- Greta Garbo Biography The New York Times, accessed January 1, 2015.
- There are different versions of how the name was chosen. According to a widespread opinion, it is the phonetic further development of the name Mona Gabor, which Stiller's assistant Arthur Nordén had come up with based on the Hungarian name Gabór of Prince Gabriel Bethlen . According to another opinion, Garbo's friend Mimi Pollack is said to have invented the name. What is certain, however, is that Anna Gustafsson signed the application for a name change for her underage daughter on November 9, 1923.
- Patrick Vonderau deals in detail with the failure of the project in "So sch *** en that you can hardly believe it" - Greta Garbo and the adversities of German film production, 1924 (see literature).
- “Much discussion has been provoked among the fans of the Swedish star over her forthcoming debut in the talkies. Some maintain her charm will be enhanced, while others declare the lure of the exotic actress lies in her ability to make audiences feel emotion by suggestion. "
- German: “I am Mata Hari. I am my own master."
- "I want to be alone."
- “The last show trials were a great success. There will be fewer, but better, Russians. "
- "The film turns Garbo into a clown, a buffoon, a dancing bear."
- “It must be monotonous, this superb rightness of Garbo's playing. We almost wish she would handle a scene badly once in a while just to provide us with an opportunity to show we are not a member of a fan club. But she remains infallible and Garbo, always exactly what the situation demands, always as fine as her script and director permit her to be. "
- Molie Merrick in her column in: Los Angeles Evening Herald Express.
- “Whenever Garbo fails to appear at a premiere, all Hollywood raises protests anew about this defection. A strange reaction in view of the fact that they know beforehand that Garbo will not appear publicly - has not in the past, and has not the slightest intention of doing so in the future. The panic which seizes Garbo when faced by multitudes of the admiring is becoming more intense instead of less poignant than it was heretofore. "
- Elizabeth Yeaman in her column in: Hollywood Daily Citizen.
- “So much criticism has descended upon Paramount for playing up the similarity between Marlene Dietrich and Greta Garbo, that I don't believe any one else will be launched as a Garbo type. It is rather strange that the American public should have some to look upon Garbo as an altogether unique type. Then suddenly several other Garbos arrive on the scene. Apparently the type is not unusual in Germany. "
- Louella O. Parsons in her column in: Los Angeles Examiner .

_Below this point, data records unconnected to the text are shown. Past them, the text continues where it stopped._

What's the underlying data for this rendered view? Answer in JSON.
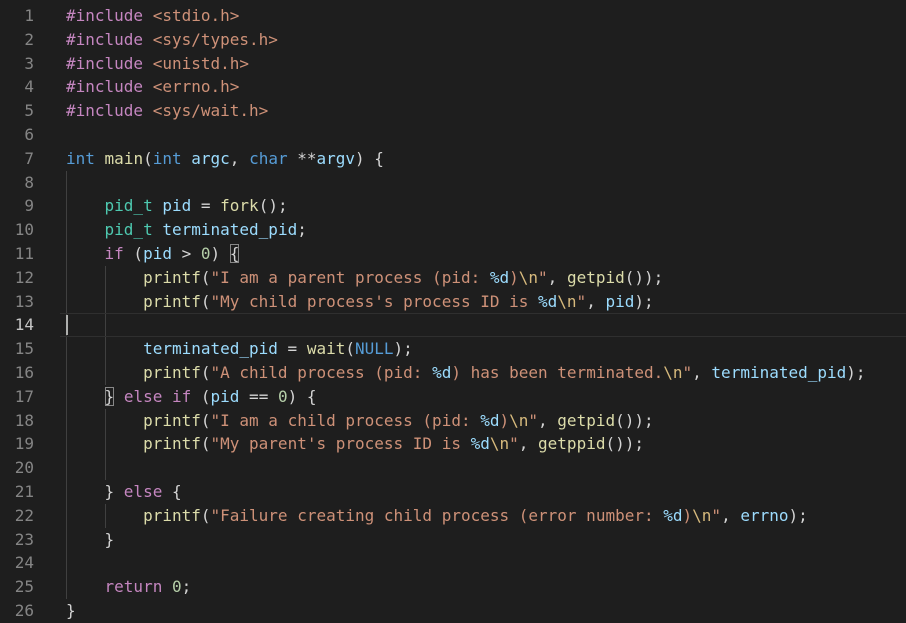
{
  "editor": {
    "language": "c",
    "current_line": 14,
    "lines": [
      {
        "num": "1",
        "tokens": [
          {
            "t": "#include",
            "c": "pp"
          },
          {
            "t": " "
          },
          {
            "t": "<stdio.h>",
            "c": "str"
          }
        ]
      },
      {
        "num": "2",
        "tokens": [
          {
            "t": "#include",
            "c": "pp"
          },
          {
            "t": " "
          },
          {
            "t": "<sys/types.h>",
            "c": "str"
          }
        ]
      },
      {
        "num": "3",
        "tokens": [
          {
            "t": "#include",
            "c": "pp"
          },
          {
            "t": " "
          },
          {
            "t": "<unistd.h>",
            "c": "str"
          }
        ]
      },
      {
        "num": "4",
        "tokens": [
          {
            "t": "#include",
            "c": "pp"
          },
          {
            "t": " "
          },
          {
            "t": "<errno.h>",
            "c": "str"
          }
        ]
      },
      {
        "num": "5",
        "tokens": [
          {
            "t": "#include",
            "c": "pp"
          },
          {
            "t": " "
          },
          {
            "t": "<sys/wait.h>",
            "c": "str"
          }
        ]
      },
      {
        "num": "6",
        "tokens": []
      },
      {
        "num": "7",
        "tokens": [
          {
            "t": "int",
            "c": "kw"
          },
          {
            "t": " "
          },
          {
            "t": "main",
            "c": "fn"
          },
          {
            "t": "("
          },
          {
            "t": "int",
            "c": "kw"
          },
          {
            "t": " "
          },
          {
            "t": "argc",
            "c": "var"
          },
          {
            "t": ", "
          },
          {
            "t": "char",
            "c": "kw"
          },
          {
            "t": " **"
          },
          {
            "t": "argv",
            "c": "var"
          },
          {
            "t": ") {"
          }
        ]
      },
      {
        "num": "8",
        "tokens": []
      },
      {
        "num": "9",
        "tokens": [
          {
            "t": "    "
          },
          {
            "t": "pid_t",
            "c": "ty"
          },
          {
            "t": " "
          },
          {
            "t": "pid",
            "c": "var"
          },
          {
            "t": " = "
          },
          {
            "t": "fork",
            "c": "fn"
          },
          {
            "t": "();"
          }
        ]
      },
      {
        "num": "10",
        "tokens": [
          {
            "t": "    "
          },
          {
            "t": "pid_t",
            "c": "ty"
          },
          {
            "t": " "
          },
          {
            "t": "terminated_pid",
            "c": "var"
          },
          {
            "t": ";"
          }
        ]
      },
      {
        "num": "11",
        "tokens": [
          {
            "t": "    "
          },
          {
            "t": "if",
            "c": "ctl"
          },
          {
            "t": " ("
          },
          {
            "t": "pid",
            "c": "var"
          },
          {
            "t": " > "
          },
          {
            "t": "0",
            "c": "num"
          },
          {
            "t": ") "
          },
          {
            "t": "{",
            "c": "brk"
          }
        ]
      },
      {
        "num": "12",
        "tokens": [
          {
            "t": "        "
          },
          {
            "t": "printf",
            "c": "fn"
          },
          {
            "t": "("
          },
          {
            "t": "\"I am a parent process (pid: ",
            "c": "str"
          },
          {
            "t": "%d",
            "c": "fmt"
          },
          {
            "t": ")",
            "c": "str"
          },
          {
            "t": "\\n",
            "c": "esc"
          },
          {
            "t": "\"",
            "c": "str"
          },
          {
            "t": ", "
          },
          {
            "t": "getpid",
            "c": "fn"
          },
          {
            "t": "());"
          }
        ]
      },
      {
        "num": "13",
        "tokens": [
          {
            "t": "        "
          },
          {
            "t": "printf",
            "c": "fn"
          },
          {
            "t": "("
          },
          {
            "t": "\"My child process's process ID is ",
            "c": "str"
          },
          {
            "t": "%d",
            "c": "fmt"
          },
          {
            "t": "\\n",
            "c": "esc"
          },
          {
            "t": "\"",
            "c": "str"
          },
          {
            "t": ", "
          },
          {
            "t": "pid",
            "c": "var"
          },
          {
            "t": ");"
          }
        ]
      },
      {
        "num": "14",
        "tokens": []
      },
      {
        "num": "15",
        "tokens": [
          {
            "t": "        "
          },
          {
            "t": "terminated_pid",
            "c": "var"
          },
          {
            "t": " = "
          },
          {
            "t": "wait",
            "c": "fn"
          },
          {
            "t": "("
          },
          {
            "t": "NULL",
            "c": "mac"
          },
          {
            "t": ");"
          }
        ]
      },
      {
        "num": "16",
        "tokens": [
          {
            "t": "        "
          },
          {
            "t": "printf",
            "c": "fn"
          },
          {
            "t": "("
          },
          {
            "t": "\"A child process (pid: ",
            "c": "str"
          },
          {
            "t": "%d",
            "c": "fmt"
          },
          {
            "t": ") has been terminated.",
            "c": "str"
          },
          {
            "t": "\\n",
            "c": "esc"
          },
          {
            "t": "\"",
            "c": "str"
          },
          {
            "t": ", "
          },
          {
            "t": "terminated_pid",
            "c": "var"
          },
          {
            "t": ");"
          }
        ]
      },
      {
        "num": "17",
        "tokens": [
          {
            "t": "    "
          },
          {
            "t": "}",
            "c": "brk"
          },
          {
            "t": " "
          },
          {
            "t": "else",
            "c": "ctl"
          },
          {
            "t": " "
          },
          {
            "t": "if",
            "c": "ctl"
          },
          {
            "t": " ("
          },
          {
            "t": "pid",
            "c": "var"
          },
          {
            "t": " == "
          },
          {
            "t": "0",
            "c": "num"
          },
          {
            "t": ") {"
          }
        ]
      },
      {
        "num": "18",
        "tokens": [
          {
            "t": "        "
          },
          {
            "t": "printf",
            "c": "fn"
          },
          {
            "t": "("
          },
          {
            "t": "\"I am a child process (pid: ",
            "c": "str"
          },
          {
            "t": "%d",
            "c": "fmt"
          },
          {
            "t": ")",
            "c": "str"
          },
          {
            "t": "\\n",
            "c": "esc"
          },
          {
            "t": "\"",
            "c": "str"
          },
          {
            "t": ", "
          },
          {
            "t": "getpid",
            "c": "fn"
          },
          {
            "t": "());"
          }
        ]
      },
      {
        "num": "19",
        "tokens": [
          {
            "t": "        "
          },
          {
            "t": "printf",
            "c": "fn"
          },
          {
            "t": "("
          },
          {
            "t": "\"My parent's process ID is ",
            "c": "str"
          },
          {
            "t": "%d",
            "c": "fmt"
          },
          {
            "t": "\\n",
            "c": "esc"
          },
          {
            "t": "\"",
            "c": "str"
          },
          {
            "t": ", "
          },
          {
            "t": "getppid",
            "c": "fn"
          },
          {
            "t": "());"
          }
        ]
      },
      {
        "num": "20",
        "tokens": []
      },
      {
        "num": "21",
        "tokens": [
          {
            "t": "    "
          },
          {
            "t": "} "
          },
          {
            "t": "else",
            "c": "ctl"
          },
          {
            "t": " {"
          }
        ]
      },
      {
        "num": "22",
        "tokens": [
          {
            "t": "        "
          },
          {
            "t": "printf",
            "c": "fn"
          },
          {
            "t": "("
          },
          {
            "t": "\"Failure creating child process (error number: ",
            "c": "str"
          },
          {
            "t": "%d",
            "c": "fmt"
          },
          {
            "t": ")",
            "c": "str"
          },
          {
            "t": "\\n",
            "c": "esc"
          },
          {
            "t": "\"",
            "c": "str"
          },
          {
            "t": ", "
          },
          {
            "t": "errno",
            "c": "var"
          },
          {
            "t": ");"
          }
        ]
      },
      {
        "num": "23",
        "tokens": [
          {
            "t": "    "
          },
          {
            "t": "}"
          }
        ]
      },
      {
        "num": "24",
        "tokens": []
      },
      {
        "num": "25",
        "tokens": [
          {
            "t": "    "
          },
          {
            "t": "return",
            "c": "ctl"
          },
          {
            "t": " "
          },
          {
            "t": "0",
            "c": "num"
          },
          {
            "t": ";"
          }
        ]
      },
      {
        "num": "26",
        "tokens": [
          {
            "t": "}"
          }
        ]
      }
    ]
  },
  "colors": {
    "background": "#1e1e1e",
    "line_number": "#858585",
    "text": "#d4d4d4",
    "keyword": "#569cd6",
    "control": "#c586c0",
    "function": "#dcdcaa",
    "type": "#4ec9b0",
    "variable": "#9cdcfe",
    "string": "#ce9178",
    "number": "#b5cea8"
  }
}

- "A new leading lady has been found for Charlie [Farrell], and one who is reported as having something of the allure of Greta Garbo and Marlene Dietrich. Her name is Elissa Landi. Time we had an English Greta Garbo. We have had them from all the other countries. "
- "A new kind of star: As bewitching as Garbo and as hard to explain."

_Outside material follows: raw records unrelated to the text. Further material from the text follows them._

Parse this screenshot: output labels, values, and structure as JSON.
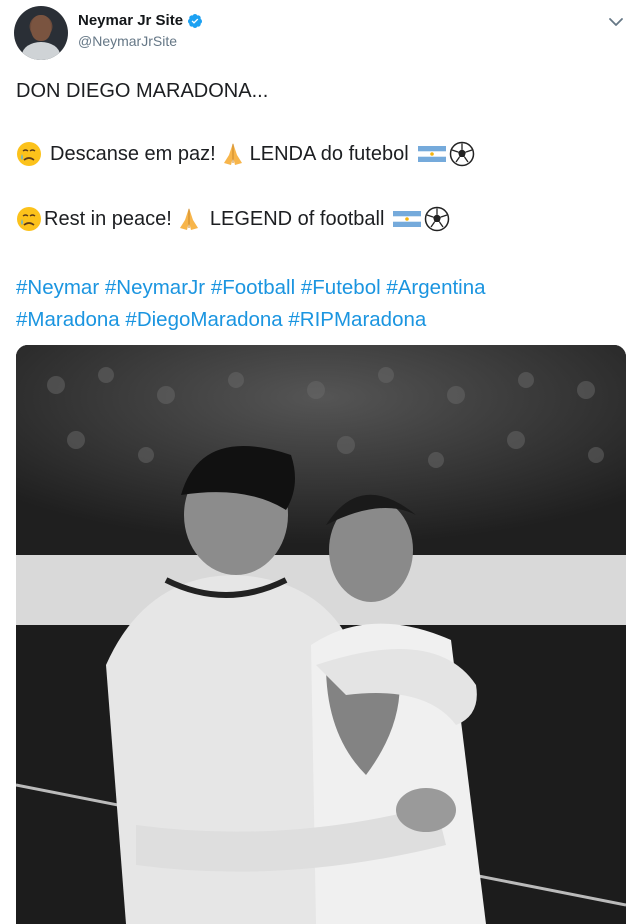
{
  "account": {
    "display_name": "Neymar Jr Site",
    "handle": "@NeymarJrSite"
  },
  "tweet": {
    "line1": "DON DIEGO MARADONA...",
    "line2_a": "Descanse em paz!",
    "line2_b": "LENDA do futebol",
    "line3_a": "Rest in peace!",
    "line3_b": "LEGEND of football",
    "hashtags_row1": [
      "#Neymar",
      "#NeymarJr",
      "#Football",
      "#Futebol",
      "#Argentina"
    ],
    "hashtags_row2": [
      "#Maradona",
      "#DiegoMaradona",
      "#RIPMaradona"
    ]
  },
  "icons": {
    "verified": "verified-badge-icon",
    "menu": "chevron-down-icon",
    "crying": "crying-face-emoji",
    "praying": "folded-hands-emoji",
    "flag": "argentina-flag-emoji",
    "ball": "soccer-ball-emoji"
  },
  "colors": {
    "link": "#1b95e0",
    "verified": "#1da1f2",
    "secondary_text": "#657786"
  }
}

- "Whenever you mention the name von Sternberg you unconsciously think of Marlene Dietrich, the German leading lady whom he brought to this country, the one who is being called the Greta Garbo of Paramount."
- "Miss Dietrich bears a resemblance to Greta Garbo, but her acting hardly rivals that of the Swedish star."

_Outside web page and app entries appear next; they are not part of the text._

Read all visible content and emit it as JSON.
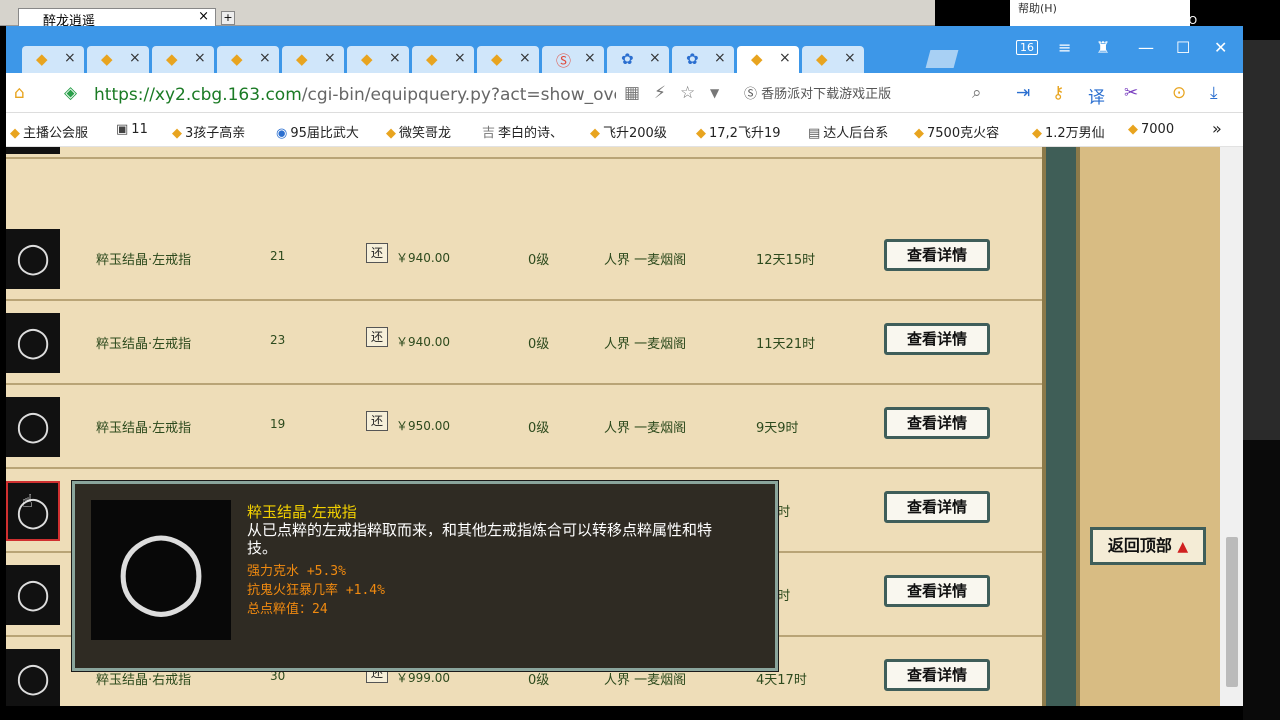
{
  "bg_window": {
    "tab_title": "醉龙逍遥",
    "tab_close": "×",
    "new_tab": "+",
    "help": "帮助(H)",
    "right_text": "GO"
  },
  "browser": {
    "tabs": [
      {
        "icon": "chick-icon",
        "close": "×"
      },
      {
        "icon": "chick-icon",
        "close": "×"
      },
      {
        "icon": "chick-icon",
        "close": "×"
      },
      {
        "icon": "chick-icon",
        "close": "×"
      },
      {
        "icon": "chick-icon",
        "close": "×"
      },
      {
        "icon": "chick-icon",
        "close": "×"
      },
      {
        "icon": "chick-icon",
        "close": "×"
      },
      {
        "icon": "chick-icon",
        "close": "×"
      },
      {
        "icon": "s-icon",
        "close": "×"
      },
      {
        "icon": "butterfly-icon",
        "close": "×"
      },
      {
        "icon": "butterfly-icon",
        "close": "×"
      },
      {
        "icon": "chick-icon",
        "close": "×"
      },
      {
        "icon": "chick-icon",
        "close": "×"
      }
    ],
    "window_badge": "16",
    "address": {
      "url_host": "https://xy2.cbg.163.com",
      "url_path": "/cgi-bin/equipquery.py?act=show_overall_se",
      "search_text": "香肠派对下载游戏正版"
    },
    "bookmarks": [
      "主播公会服",
      "11",
      "3孩子高亲",
      "95届比武大",
      "微笑哥龙",
      "李白的诗、",
      "飞升200级",
      "17,2飞升19",
      "达人后台系",
      "7500克火容",
      "1.2万男仙",
      "7000"
    ],
    "bookmarks_more": "»"
  },
  "listing": {
    "rows": [
      {
        "name": "粹玉结晶·左戒指",
        "level": "21",
        "pay_badge": "还",
        "price": "￥940.00",
        "grade": "0级",
        "server": "人界  一麦烟阁",
        "time_left": "12天15时",
        "button": "查看详情"
      },
      {
        "name": "粹玉结晶·左戒指",
        "level": "23",
        "pay_badge": "还",
        "price": "￥940.00",
        "grade": "0级",
        "server": "人界  一麦烟阁",
        "time_left": "11天21时",
        "button": "查看详情"
      },
      {
        "name": "粹玉结晶·左戒指",
        "level": "19",
        "pay_badge": "还",
        "price": "￥950.00",
        "grade": "0级",
        "server": "人界  一麦烟阁",
        "time_left": "9天9时",
        "button": "查看详情"
      },
      {
        "name": "",
        "level": "",
        "pay_badge": "",
        "price": "",
        "grade": "",
        "server": "",
        "time_left": "天5时",
        "button": "查看详情"
      },
      {
        "name": "",
        "level": "",
        "pay_badge": "",
        "price": "",
        "grade": "",
        "server": "",
        "time_left": "天4时",
        "button": "查看详情"
      },
      {
        "name": "粹玉结晶·右戒指",
        "level": "30",
        "pay_badge": "还",
        "price": "￥999.00",
        "grade": "0级",
        "server": "人界  一麦烟阁",
        "time_left": "4天17时",
        "button": "查看详情"
      }
    ],
    "back_to_top": "返回顶部",
    "back_to_top_arrow": "▲"
  },
  "tooltip": {
    "title": "粹玉结晶·左戒指",
    "description": "从已点粹的左戒指粹取而来，和其他左戒指炼合可以转移点粹属性和特技。",
    "attrs": [
      "强力克水 +5.3%",
      "抗鬼火狂暴几率 +1.4%",
      "总点粹值：24"
    ]
  },
  "colors": {
    "tab_bar": "#3d97e8",
    "content_bg": "#eeddb8",
    "tooltip_bg": "#2f2b23",
    "tooltip_title": "#f2d000",
    "tooltip_attr": "#f08a10"
  }
}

- “Although several months have elapsed since the release of The Blue Angel and Morocco, and the public has had an opportunity to decide that Marlene Dietrich is not a second Greta Garbo. Miss Dietrich has returned from Germany with more of a Garbo air in her personal attire than ever. "
- "In any event, the studios are featuring these Nordic blondes in spy stories, for Marlene Dietrich's next Paramount picture will be a spy story with a World War background."
- “Furthermore, in two or three scenes her resemblance to Greta Garbo is extraordinary. Not only does she look like Garbo once or twice, but she employs that elusive Garbo technique that unfathomable expression, that thwarted yearning and lurking tragedy. "
- Greta Garbo Honored The New York Times, accessed January 4, 2015.
|ALTERNATIVE NAMES||Gustafsson, Greta Lovisa (real name)|
|BRIEF DESCRIPTION||Swedish film actress|
|BIRTH DATE||September 18, 1905|
|PLACE OF BIRTH||Stockholm , Sweden|
|DATE OF DEATH||April 15, 1990|
|PLACE OF DEATH||New York City , United States|